DESCRIPTION OF THE TASK :: Filtering the records below, copy only those lines that include the word "title".

Web page and app entries
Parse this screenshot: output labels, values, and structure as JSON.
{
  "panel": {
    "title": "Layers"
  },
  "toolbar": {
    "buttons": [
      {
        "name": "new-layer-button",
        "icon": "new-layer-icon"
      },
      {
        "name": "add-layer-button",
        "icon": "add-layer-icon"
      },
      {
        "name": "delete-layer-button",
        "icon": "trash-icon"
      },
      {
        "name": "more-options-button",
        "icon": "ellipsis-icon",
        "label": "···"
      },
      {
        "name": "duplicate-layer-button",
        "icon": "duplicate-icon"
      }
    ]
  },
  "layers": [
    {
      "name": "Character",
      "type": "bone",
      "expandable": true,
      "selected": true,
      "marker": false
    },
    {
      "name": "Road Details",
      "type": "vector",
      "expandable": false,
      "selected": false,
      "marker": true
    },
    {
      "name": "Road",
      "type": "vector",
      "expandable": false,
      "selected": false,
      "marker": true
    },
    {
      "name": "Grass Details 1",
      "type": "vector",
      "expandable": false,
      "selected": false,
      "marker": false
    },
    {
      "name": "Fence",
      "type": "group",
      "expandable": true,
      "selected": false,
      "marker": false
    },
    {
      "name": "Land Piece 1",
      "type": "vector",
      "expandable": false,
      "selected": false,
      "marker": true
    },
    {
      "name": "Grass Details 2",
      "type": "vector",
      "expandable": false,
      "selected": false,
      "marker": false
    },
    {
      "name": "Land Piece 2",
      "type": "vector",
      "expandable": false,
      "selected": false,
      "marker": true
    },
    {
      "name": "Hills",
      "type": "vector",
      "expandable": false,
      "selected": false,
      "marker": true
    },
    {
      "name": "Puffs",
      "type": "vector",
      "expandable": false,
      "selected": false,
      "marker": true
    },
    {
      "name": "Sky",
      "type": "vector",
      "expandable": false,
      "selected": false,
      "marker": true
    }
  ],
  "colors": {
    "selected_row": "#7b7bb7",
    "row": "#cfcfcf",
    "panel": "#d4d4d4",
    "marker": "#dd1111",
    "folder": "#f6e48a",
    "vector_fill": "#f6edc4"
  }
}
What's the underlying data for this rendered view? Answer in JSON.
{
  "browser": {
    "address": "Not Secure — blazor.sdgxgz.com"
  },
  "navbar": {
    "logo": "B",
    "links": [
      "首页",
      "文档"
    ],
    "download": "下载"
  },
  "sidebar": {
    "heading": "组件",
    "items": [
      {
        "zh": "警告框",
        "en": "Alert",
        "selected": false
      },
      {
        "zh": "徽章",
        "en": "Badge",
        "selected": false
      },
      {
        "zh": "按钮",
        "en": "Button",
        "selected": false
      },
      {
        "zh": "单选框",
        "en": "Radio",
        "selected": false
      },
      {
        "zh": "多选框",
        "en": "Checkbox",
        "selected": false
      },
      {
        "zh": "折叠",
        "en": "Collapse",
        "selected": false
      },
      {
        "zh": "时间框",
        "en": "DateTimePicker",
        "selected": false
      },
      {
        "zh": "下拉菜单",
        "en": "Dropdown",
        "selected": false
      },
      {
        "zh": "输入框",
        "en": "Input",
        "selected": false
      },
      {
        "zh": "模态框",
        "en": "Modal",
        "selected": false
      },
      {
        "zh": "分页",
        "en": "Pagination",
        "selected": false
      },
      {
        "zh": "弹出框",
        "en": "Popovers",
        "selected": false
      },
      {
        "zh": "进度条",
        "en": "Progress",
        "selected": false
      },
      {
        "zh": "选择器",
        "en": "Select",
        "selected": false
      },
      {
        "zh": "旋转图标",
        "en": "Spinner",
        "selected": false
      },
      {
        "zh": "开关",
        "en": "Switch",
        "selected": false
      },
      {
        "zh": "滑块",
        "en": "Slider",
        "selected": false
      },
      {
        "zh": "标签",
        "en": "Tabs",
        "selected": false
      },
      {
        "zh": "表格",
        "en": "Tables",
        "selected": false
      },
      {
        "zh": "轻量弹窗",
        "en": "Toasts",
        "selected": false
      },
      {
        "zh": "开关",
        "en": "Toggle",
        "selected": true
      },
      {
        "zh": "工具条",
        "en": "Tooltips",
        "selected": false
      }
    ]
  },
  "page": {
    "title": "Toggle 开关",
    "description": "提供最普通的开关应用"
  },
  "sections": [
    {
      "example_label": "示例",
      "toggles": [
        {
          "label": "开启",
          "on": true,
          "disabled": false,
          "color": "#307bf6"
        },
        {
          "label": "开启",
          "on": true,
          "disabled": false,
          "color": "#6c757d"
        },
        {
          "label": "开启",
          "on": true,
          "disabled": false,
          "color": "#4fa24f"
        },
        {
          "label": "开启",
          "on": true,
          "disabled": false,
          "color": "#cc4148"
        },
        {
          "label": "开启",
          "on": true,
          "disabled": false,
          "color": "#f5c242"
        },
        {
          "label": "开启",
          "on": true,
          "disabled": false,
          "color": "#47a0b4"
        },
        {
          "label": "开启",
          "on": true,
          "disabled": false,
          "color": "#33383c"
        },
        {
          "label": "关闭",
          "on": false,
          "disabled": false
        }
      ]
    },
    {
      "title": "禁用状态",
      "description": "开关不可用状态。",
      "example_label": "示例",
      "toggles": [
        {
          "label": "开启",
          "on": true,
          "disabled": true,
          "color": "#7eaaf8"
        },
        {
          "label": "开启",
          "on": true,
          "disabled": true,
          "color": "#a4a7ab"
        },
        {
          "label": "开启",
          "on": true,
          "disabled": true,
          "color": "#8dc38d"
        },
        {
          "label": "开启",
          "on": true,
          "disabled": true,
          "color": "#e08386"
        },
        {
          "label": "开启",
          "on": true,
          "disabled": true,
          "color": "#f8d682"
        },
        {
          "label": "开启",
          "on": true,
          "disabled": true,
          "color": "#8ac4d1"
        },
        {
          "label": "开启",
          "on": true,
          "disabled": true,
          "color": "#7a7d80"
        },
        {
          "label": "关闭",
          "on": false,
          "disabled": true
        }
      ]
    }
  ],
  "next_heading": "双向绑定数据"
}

COMPLETED TASK ::
    "title": "Layers"
    "title": "Toggle 开关",
      "title": "禁用状态",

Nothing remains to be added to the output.